There’s one final element to a diamond’s sparkle – and it relates not to light, but to darkness. Unless a diamond is evenly illuminated from all sides then not every facet will be lit up. Dark objects in the stone’s surroundings will also be reflected in the stone’s surface, making some facets appear dark. Your pupil, for example, is a very dark object, so when you look closely at the dark areas in a properly cut diamond you are seeing into the depths of your own eye!
Why is the diamond’s dark side so important for its sparkle? The most compelling reason our eye is caught by the sparkle of a diamond resides in the brain. Parts of the visual cortex respond strongly to high intensity contrast edges, and so the close proximity between brightly lit and very dark facets enhances the perceived brilliance of a diamond. The visual impact is enhanced by any slight movement of the stone, which causes a dramatic flashing and different facet areas to light up and then dim. Other areas of the visual cortex are set off by sudden changes in brightness. These areas alert the frontal regions of the brain to get our attention, which is why diamond sparkle is so arresting. And once captivated, the emotional connotation areas of our brains may kick in with the symbolism and associations of the stone.
But we also recognize diamonds for their outstanding physical qualities. Most notably, diamonds have the highest hardness and thermal conductivity of any material.
Most natural diamonds are formed at very high temperatures and great pressures at depths of 140-190 kilometers in the earth's mantle. Carbon-containing minerals provide the necessary carbon for a diamond to be produced, and the growth of the material occurs over periods from approximately 1 billion to 3.3 billion years.
Diamonds are used in jewellery because of their unrivalled beauty and rarity.
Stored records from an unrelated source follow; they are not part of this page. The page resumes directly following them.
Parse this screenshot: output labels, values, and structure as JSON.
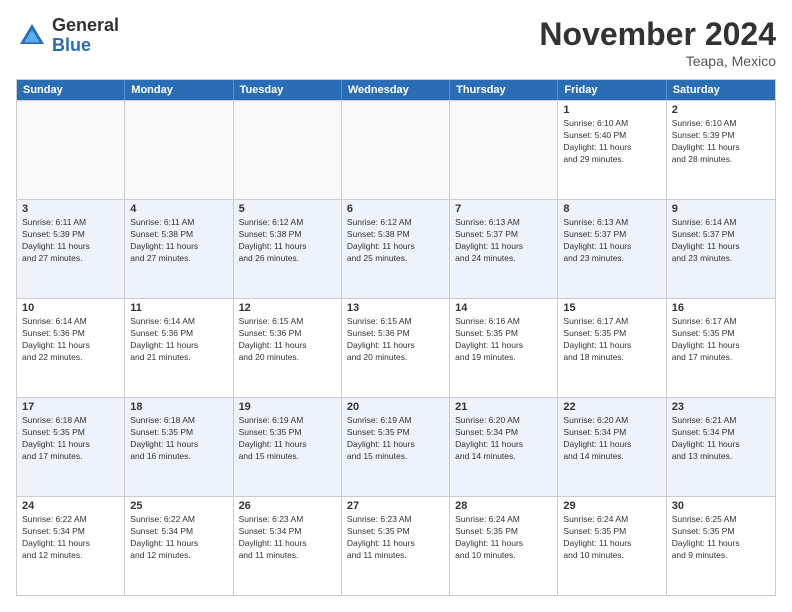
{
  "header": {
    "logo_general": "General",
    "logo_blue": "Blue",
    "month_title": "November 2024",
    "location": "Teapa, Mexico"
  },
  "weekdays": [
    "Sunday",
    "Monday",
    "Tuesday",
    "Wednesday",
    "Thursday",
    "Friday",
    "Saturday"
  ],
  "rows": [
    {
      "alt": false,
      "cells": [
        {
          "day": "",
          "empty": true,
          "info": ""
        },
        {
          "day": "",
          "empty": true,
          "info": ""
        },
        {
          "day": "",
          "empty": true,
          "info": ""
        },
        {
          "day": "",
          "empty": true,
          "info": ""
        },
        {
          "day": "",
          "empty": true,
          "info": ""
        },
        {
          "day": "1",
          "empty": false,
          "info": "Sunrise: 6:10 AM\nSunset: 5:40 PM\nDaylight: 11 hours\nand 29 minutes."
        },
        {
          "day": "2",
          "empty": false,
          "info": "Sunrise: 6:10 AM\nSunset: 5:39 PM\nDaylight: 11 hours\nand 28 minutes."
        }
      ]
    },
    {
      "alt": true,
      "cells": [
        {
          "day": "3",
          "empty": false,
          "info": "Sunrise: 6:11 AM\nSunset: 5:39 PM\nDaylight: 11 hours\nand 27 minutes."
        },
        {
          "day": "4",
          "empty": false,
          "info": "Sunrise: 6:11 AM\nSunset: 5:38 PM\nDaylight: 11 hours\nand 27 minutes."
        },
        {
          "day": "5",
          "empty": false,
          "info": "Sunrise: 6:12 AM\nSunset: 5:38 PM\nDaylight: 11 hours\nand 26 minutes."
        },
        {
          "day": "6",
          "empty": false,
          "info": "Sunrise: 6:12 AM\nSunset: 5:38 PM\nDaylight: 11 hours\nand 25 minutes."
        },
        {
          "day": "7",
          "empty": false,
          "info": "Sunrise: 6:13 AM\nSunset: 5:37 PM\nDaylight: 11 hours\nand 24 minutes."
        },
        {
          "day": "8",
          "empty": false,
          "info": "Sunrise: 6:13 AM\nSunset: 5:37 PM\nDaylight: 11 hours\nand 23 minutes."
        },
        {
          "day": "9",
          "empty": false,
          "info": "Sunrise: 6:14 AM\nSunset: 5:37 PM\nDaylight: 11 hours\nand 23 minutes."
        }
      ]
    },
    {
      "alt": false,
      "cells": [
        {
          "day": "10",
          "empty": false,
          "info": "Sunrise: 6:14 AM\nSunset: 5:36 PM\nDaylight: 11 hours\nand 22 minutes."
        },
        {
          "day": "11",
          "empty": false,
          "info": "Sunrise: 6:14 AM\nSunset: 5:36 PM\nDaylight: 11 hours\nand 21 minutes."
        },
        {
          "day": "12",
          "empty": false,
          "info": "Sunrise: 6:15 AM\nSunset: 5:36 PM\nDaylight: 11 hours\nand 20 minutes."
        },
        {
          "day": "13",
          "empty": false,
          "info": "Sunrise: 6:15 AM\nSunset: 5:36 PM\nDaylight: 11 hours\nand 20 minutes."
        },
        {
          "day": "14",
          "empty": false,
          "info": "Sunrise: 6:16 AM\nSunset: 5:35 PM\nDaylight: 11 hours\nand 19 minutes."
        },
        {
          "day": "15",
          "empty": false,
          "info": "Sunrise: 6:17 AM\nSunset: 5:35 PM\nDaylight: 11 hours\nand 18 minutes."
        },
        {
          "day": "16",
          "empty": false,
          "info": "Sunrise: 6:17 AM\nSunset: 5:35 PM\nDaylight: 11 hours\nand 17 minutes."
        }
      ]
    },
    {
      "alt": true,
      "cells": [
        {
          "day": "17",
          "empty": false,
          "info": "Sunrise: 6:18 AM\nSunset: 5:35 PM\nDaylight: 11 hours\nand 17 minutes."
        },
        {
          "day": "18",
          "empty": false,
          "info": "Sunrise: 6:18 AM\nSunset: 5:35 PM\nDaylight: 11 hours\nand 16 minutes."
        },
        {
          "day": "19",
          "empty": false,
          "info": "Sunrise: 6:19 AM\nSunset: 5:35 PM\nDaylight: 11 hours\nand 15 minutes."
        },
        {
          "day": "20",
          "empty": false,
          "info": "Sunrise: 6:19 AM\nSunset: 5:35 PM\nDaylight: 11 hours\nand 15 minutes."
        },
        {
          "day": "21",
          "empty": false,
          "info": "Sunrise: 6:20 AM\nSunset: 5:34 PM\nDaylight: 11 hours\nand 14 minutes."
        },
        {
          "day": "22",
          "empty": false,
          "info": "Sunrise: 6:20 AM\nSunset: 5:34 PM\nDaylight: 11 hours\nand 14 minutes."
        },
        {
          "day": "23",
          "empty": false,
          "info": "Sunrise: 6:21 AM\nSunset: 5:34 PM\nDaylight: 11 hours\nand 13 minutes."
        }
      ]
    },
    {
      "alt": false,
      "cells": [
        {
          "day": "24",
          "empty": false,
          "info": "Sunrise: 6:22 AM\nSunset: 5:34 PM\nDaylight: 11 hours\nand 12 minutes."
        },
        {
          "day": "25",
          "empty": false,
          "info": "Sunrise: 6:22 AM\nSunset: 5:34 PM\nDaylight: 11 hours\nand 12 minutes."
        },
        {
          "day": "26",
          "empty": false,
          "info": "Sunrise: 6:23 AM\nSunset: 5:34 PM\nDaylight: 11 hours\nand 11 minutes."
        },
        {
          "day": "27",
          "empty": false,
          "info": "Sunrise: 6:23 AM\nSunset: 5:35 PM\nDaylight: 11 hours\nand 11 minutes."
        },
        {
          "day": "28",
          "empty": false,
          "info": "Sunrise: 6:24 AM\nSunset: 5:35 PM\nDaylight: 11 hours\nand 10 minutes."
        },
        {
          "day": "29",
          "empty": false,
          "info": "Sunrise: 6:24 AM\nSunset: 5:35 PM\nDaylight: 11 hours\nand 10 minutes."
        },
        {
          "day": "30",
          "empty": false,
          "info": "Sunrise: 6:25 AM\nSunset: 5:35 PM\nDaylight: 11 hours\nand 9 minutes."
        }
      ]
    }
  ]
}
A diamonds is an investment - a unique token of emotional connection.
A Diamond’s value is based on the four C’s: Colour, Carat, Cut and Clarity. They are also available in many different shapes to satisfy each individual's preference in style for their unique diamond jewellery.
Diamond shapes have different attributes, but overall the beauty of the individual shape of a Diamond is a matter of personal taste. The brilliant-cut diamond (round shape) is one of the most popular diamond shapes available.
A diamond’s colour grade refers to the lack of colour i.e. Diamonds that are white (containing little or no colour) receive the highest quality grades.
Almost every diamond will consist of some tiny imperfections. Diamonds with few or no imperfections are rated highest in clarity. Diamond clarity ratings range from FL (best quality) to I (poor quality):
* (10X) refers to the visibility of inclusions under ten times magnification
FL (Flawless): No inclusions or blemishes are visible to a skilled grader using 10× magnification.
(Flawless diamonds are rare and extremely expensive)
IF (Internally Flawless): No inclusions and only blemishes are visible to a skilled grader using 10× magnification
VVS (Very Very Slight Inclusions): Inclusions are difficult for a skilled grader to find under 10× magnification
VS (Very Slight Inclusions): Inclusions and external blemishes are minor and difficult to find under 10x magnification
SI (Slight Inclusions): Inclusions and external blemishes are easy to locate under 10x magnification
I (Inclusions): Inclusions and/or external blemishes are quite visible with the naken eye and may affect transparency and diamond brilliance
A Diamond’s Carat is specifically a measure of a diamond’s weight.
One carat is equal to 0.2grams.
Each diamond gets its unique sparkle and brilliance when the maximum amount of light enters and reflects back out of the diamond. In order to achieve this, a diamond must be cut to ideal proportions so that the light is reflected from one surface to another and then dispersed through the top of the stone. The light deflected externally will amplify and disperse the deflected light from within to provide a myriad of colours and an even concentration of light, brilliance and shine.
To put it simply, the better a diamond is cut, the more sparkle it will have.